** Aim of the task **
Return, from the data below, each line that contains the word "Toast".

** Data in this exercise **
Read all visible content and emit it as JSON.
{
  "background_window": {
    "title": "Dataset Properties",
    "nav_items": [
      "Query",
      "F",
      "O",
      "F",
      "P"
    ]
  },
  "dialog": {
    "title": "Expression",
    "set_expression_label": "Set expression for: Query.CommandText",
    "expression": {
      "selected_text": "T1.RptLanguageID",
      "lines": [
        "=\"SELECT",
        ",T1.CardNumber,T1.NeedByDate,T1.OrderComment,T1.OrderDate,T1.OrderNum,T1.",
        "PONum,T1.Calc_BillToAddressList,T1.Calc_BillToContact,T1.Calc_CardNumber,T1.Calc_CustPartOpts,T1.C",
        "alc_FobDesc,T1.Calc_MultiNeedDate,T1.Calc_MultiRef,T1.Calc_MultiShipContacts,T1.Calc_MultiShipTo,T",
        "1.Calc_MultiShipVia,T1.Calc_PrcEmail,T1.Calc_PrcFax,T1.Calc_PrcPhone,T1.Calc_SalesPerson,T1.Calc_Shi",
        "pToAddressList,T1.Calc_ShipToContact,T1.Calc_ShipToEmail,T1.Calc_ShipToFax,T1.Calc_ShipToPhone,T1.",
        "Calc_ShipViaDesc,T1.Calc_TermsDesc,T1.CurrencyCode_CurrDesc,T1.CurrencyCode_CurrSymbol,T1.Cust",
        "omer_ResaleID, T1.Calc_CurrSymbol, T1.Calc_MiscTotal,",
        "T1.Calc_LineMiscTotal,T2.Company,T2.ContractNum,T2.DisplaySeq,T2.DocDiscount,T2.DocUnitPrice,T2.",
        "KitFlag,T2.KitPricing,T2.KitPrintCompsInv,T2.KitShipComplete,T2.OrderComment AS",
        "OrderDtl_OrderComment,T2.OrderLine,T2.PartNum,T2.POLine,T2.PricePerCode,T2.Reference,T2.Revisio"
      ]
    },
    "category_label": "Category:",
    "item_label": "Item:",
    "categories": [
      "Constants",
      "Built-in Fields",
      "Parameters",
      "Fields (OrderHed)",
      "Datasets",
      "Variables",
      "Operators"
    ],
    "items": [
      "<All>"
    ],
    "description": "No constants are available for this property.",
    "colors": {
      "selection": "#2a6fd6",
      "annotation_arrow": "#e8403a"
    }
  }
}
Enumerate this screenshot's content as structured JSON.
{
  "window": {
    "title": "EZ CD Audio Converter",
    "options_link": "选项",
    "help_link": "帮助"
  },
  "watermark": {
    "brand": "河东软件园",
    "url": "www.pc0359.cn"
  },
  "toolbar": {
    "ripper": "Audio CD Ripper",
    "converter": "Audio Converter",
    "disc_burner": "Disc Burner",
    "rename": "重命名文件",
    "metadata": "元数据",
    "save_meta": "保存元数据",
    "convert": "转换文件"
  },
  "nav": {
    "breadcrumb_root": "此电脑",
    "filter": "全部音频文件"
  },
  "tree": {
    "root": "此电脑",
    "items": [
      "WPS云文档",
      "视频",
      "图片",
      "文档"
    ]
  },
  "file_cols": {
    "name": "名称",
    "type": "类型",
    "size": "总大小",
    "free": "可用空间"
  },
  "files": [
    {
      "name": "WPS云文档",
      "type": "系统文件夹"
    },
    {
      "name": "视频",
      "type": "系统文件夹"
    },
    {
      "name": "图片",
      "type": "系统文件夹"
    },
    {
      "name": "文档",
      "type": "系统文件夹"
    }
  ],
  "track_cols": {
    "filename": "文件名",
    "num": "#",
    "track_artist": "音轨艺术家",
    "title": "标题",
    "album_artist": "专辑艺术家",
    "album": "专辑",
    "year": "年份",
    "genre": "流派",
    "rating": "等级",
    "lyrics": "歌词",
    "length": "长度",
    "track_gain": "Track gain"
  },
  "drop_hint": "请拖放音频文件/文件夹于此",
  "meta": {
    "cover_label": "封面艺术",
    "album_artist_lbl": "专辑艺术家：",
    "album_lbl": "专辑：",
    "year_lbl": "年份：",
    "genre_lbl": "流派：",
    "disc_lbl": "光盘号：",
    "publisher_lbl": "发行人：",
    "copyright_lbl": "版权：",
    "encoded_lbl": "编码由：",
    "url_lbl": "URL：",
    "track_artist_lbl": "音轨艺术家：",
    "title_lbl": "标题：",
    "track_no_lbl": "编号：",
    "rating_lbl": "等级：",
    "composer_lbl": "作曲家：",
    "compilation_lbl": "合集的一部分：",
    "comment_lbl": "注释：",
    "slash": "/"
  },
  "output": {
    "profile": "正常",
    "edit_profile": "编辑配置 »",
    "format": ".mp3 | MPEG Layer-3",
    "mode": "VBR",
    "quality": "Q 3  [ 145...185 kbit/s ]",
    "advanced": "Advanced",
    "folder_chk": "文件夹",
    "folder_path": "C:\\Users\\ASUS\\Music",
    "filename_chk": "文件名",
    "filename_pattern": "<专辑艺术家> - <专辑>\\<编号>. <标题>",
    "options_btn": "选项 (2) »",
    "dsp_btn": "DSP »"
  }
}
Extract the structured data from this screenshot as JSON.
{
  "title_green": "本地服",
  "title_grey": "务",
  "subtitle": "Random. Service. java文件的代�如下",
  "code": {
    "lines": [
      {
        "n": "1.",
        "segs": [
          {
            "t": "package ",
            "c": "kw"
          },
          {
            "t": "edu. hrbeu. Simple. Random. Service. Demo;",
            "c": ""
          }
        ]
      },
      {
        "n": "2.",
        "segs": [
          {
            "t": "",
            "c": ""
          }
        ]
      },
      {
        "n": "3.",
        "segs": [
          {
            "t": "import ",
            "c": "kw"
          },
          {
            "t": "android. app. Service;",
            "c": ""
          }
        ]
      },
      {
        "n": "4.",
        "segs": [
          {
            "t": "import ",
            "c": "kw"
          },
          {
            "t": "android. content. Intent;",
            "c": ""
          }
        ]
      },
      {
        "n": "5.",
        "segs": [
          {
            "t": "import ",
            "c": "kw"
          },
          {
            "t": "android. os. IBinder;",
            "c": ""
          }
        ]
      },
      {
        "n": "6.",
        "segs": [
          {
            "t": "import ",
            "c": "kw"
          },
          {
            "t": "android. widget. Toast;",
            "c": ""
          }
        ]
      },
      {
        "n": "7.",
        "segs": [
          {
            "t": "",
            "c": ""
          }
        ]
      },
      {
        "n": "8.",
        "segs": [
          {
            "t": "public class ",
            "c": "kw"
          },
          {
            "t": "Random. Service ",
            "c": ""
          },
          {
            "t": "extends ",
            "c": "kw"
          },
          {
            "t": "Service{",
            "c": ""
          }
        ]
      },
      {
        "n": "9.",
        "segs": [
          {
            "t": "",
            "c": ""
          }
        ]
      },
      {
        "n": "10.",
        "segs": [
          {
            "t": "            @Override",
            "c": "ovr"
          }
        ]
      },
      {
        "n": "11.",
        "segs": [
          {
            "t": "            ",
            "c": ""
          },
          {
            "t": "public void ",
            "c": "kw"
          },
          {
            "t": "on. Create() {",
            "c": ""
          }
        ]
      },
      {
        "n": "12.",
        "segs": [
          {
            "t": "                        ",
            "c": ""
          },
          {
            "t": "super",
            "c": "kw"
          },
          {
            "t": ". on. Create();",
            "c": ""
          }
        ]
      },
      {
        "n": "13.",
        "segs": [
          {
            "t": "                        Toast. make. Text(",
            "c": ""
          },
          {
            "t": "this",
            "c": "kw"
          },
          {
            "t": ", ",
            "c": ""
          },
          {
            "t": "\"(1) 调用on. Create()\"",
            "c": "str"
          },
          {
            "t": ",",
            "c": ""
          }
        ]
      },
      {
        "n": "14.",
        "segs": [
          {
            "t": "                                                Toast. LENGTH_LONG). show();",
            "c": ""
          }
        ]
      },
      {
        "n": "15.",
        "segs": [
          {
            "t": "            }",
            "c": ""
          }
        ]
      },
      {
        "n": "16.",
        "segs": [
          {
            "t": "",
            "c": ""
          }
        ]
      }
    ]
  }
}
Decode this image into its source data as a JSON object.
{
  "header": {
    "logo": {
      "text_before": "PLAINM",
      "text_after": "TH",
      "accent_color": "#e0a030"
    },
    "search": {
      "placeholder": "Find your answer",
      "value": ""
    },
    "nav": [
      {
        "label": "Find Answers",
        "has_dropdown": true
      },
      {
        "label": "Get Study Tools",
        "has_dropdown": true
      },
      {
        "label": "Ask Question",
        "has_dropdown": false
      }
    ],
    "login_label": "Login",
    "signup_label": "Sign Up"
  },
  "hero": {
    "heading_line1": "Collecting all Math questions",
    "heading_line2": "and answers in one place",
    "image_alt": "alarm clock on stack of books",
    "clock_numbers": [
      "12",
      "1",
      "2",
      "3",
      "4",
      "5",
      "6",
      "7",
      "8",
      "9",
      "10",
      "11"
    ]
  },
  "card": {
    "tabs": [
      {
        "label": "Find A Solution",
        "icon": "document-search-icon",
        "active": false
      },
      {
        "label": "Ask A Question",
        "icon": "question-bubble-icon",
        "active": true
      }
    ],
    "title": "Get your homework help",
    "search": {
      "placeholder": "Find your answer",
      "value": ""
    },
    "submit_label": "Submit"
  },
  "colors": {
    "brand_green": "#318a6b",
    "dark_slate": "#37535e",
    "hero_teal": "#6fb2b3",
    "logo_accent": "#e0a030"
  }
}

** Written response **
            "t": "android. widget. Toast;",
            "t": "                        Toast. make. Text(",
            "t": "                                                Toast. LENGTH_LONG). show();",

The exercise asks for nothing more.